What you are asked to do ->
Give only the number of lines in these records that contain the word "excerpt".

Element data from apps and pages:

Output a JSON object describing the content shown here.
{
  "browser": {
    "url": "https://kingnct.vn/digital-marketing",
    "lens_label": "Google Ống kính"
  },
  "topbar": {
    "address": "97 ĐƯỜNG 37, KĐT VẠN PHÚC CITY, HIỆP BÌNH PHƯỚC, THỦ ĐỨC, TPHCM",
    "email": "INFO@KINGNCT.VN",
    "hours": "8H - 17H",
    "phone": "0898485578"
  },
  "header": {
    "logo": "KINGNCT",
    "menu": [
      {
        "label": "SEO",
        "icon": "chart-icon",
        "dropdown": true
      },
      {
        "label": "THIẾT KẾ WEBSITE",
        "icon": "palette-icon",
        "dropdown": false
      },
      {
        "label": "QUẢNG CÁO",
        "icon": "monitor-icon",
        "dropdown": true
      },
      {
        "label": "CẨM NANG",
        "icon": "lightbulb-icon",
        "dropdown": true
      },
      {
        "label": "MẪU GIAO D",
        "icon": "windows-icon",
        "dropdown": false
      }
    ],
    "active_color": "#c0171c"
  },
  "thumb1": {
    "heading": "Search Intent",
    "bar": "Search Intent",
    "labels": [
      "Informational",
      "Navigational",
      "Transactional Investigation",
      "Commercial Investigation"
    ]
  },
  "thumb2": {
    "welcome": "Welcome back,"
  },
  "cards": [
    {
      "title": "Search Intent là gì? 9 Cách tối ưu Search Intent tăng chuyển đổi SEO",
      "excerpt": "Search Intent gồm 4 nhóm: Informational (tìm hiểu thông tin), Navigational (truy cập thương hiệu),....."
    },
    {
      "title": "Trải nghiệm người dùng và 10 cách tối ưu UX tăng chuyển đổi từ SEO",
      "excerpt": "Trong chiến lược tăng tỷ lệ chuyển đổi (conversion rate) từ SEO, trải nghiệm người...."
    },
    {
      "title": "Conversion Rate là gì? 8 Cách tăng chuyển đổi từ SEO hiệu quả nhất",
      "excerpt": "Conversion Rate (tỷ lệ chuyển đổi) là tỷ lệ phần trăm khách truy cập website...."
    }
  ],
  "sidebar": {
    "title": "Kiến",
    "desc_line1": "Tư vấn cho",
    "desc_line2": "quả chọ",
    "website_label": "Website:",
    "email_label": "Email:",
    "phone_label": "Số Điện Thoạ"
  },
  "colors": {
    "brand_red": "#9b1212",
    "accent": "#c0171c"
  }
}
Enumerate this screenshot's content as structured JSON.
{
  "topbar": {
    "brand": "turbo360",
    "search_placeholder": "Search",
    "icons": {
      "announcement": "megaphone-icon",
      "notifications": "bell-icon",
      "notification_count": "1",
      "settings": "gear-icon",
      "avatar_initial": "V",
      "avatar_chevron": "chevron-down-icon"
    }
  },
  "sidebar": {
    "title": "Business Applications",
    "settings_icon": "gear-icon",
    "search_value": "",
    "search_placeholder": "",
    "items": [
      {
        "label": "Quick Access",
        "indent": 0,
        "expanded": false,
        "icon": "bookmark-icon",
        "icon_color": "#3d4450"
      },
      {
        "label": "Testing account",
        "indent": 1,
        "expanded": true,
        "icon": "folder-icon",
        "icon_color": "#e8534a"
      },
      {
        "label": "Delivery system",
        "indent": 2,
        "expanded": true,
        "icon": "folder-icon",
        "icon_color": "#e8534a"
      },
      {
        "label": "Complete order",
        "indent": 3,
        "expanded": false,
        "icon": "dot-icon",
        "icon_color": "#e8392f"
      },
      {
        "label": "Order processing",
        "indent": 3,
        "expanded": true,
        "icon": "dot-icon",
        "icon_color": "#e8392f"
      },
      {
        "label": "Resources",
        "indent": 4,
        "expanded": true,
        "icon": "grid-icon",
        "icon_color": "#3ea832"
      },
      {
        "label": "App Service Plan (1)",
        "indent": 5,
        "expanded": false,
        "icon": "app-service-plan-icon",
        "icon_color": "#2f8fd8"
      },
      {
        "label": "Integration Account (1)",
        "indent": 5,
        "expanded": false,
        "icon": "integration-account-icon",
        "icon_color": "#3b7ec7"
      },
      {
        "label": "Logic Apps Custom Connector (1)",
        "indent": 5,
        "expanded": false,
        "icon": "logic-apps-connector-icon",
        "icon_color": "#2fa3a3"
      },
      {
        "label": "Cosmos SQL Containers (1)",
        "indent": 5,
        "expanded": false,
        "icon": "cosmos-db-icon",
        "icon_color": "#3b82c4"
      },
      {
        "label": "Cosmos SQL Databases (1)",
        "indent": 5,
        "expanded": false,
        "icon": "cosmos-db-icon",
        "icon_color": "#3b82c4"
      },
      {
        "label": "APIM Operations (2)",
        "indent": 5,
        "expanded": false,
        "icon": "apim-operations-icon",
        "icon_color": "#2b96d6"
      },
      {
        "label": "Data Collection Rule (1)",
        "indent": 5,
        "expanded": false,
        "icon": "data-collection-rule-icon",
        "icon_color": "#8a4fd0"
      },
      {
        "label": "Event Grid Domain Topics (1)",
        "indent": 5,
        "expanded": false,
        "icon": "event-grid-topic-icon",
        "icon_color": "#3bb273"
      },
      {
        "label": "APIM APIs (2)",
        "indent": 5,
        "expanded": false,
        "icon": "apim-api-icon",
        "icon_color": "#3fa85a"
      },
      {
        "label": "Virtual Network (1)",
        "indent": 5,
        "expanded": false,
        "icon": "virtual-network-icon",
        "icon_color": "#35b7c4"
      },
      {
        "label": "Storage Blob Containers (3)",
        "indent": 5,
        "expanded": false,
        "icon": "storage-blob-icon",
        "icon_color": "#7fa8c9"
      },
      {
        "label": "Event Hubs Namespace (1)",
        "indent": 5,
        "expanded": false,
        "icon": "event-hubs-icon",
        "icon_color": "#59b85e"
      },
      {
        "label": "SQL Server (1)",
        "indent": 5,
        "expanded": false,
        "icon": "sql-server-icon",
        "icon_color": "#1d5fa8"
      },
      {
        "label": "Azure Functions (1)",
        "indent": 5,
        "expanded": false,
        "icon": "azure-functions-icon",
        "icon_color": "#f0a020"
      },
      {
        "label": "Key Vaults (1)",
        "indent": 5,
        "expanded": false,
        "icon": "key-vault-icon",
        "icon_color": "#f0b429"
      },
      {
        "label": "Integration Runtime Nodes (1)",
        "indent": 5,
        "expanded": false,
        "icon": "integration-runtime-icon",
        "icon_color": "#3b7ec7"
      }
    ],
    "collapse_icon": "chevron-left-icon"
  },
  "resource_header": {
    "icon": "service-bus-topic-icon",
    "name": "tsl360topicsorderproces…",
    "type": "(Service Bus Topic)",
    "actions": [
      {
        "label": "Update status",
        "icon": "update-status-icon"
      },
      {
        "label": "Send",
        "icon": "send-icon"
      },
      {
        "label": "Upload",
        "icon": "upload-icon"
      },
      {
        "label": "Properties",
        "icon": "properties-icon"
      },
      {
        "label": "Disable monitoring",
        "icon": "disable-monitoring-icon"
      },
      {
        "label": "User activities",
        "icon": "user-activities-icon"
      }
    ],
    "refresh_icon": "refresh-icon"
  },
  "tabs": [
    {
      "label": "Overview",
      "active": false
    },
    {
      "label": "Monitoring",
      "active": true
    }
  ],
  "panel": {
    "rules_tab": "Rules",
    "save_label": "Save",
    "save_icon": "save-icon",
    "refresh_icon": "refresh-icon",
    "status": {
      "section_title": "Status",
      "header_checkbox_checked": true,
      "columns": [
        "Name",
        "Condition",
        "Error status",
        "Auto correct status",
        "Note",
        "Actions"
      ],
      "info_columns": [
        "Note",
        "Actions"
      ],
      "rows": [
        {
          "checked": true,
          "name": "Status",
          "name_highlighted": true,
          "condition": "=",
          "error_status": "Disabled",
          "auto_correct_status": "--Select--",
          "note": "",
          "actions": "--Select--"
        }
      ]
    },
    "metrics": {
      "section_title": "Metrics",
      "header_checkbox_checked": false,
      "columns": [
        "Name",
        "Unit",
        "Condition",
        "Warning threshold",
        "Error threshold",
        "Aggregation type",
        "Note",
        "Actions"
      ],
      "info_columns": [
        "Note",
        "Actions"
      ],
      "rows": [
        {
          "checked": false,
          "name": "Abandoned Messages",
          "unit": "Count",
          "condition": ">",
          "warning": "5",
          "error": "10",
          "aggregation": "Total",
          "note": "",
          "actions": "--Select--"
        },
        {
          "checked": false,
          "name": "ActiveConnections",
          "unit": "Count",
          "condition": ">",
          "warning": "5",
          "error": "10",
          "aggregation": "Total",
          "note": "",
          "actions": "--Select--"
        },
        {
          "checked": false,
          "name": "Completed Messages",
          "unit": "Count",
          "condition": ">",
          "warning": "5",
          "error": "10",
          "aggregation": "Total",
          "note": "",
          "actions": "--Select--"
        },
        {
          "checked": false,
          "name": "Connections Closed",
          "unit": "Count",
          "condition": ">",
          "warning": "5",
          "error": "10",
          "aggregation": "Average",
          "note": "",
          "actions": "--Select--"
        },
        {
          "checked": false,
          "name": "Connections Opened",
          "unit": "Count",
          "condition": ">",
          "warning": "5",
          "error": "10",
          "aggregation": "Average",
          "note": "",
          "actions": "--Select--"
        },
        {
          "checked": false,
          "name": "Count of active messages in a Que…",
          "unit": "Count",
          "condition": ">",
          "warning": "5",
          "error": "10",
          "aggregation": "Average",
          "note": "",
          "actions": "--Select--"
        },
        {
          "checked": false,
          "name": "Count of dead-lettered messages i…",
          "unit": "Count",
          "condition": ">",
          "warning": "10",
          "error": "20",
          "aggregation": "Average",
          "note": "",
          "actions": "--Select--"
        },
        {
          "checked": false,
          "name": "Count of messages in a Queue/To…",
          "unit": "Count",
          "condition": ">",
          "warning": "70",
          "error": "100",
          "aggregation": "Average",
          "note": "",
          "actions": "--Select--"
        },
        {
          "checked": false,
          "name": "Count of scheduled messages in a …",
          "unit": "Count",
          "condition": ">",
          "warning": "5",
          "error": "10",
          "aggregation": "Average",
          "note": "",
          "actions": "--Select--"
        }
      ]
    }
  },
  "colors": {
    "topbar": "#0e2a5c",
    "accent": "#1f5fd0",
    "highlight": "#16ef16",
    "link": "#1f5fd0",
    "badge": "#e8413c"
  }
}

Problem solution ->
3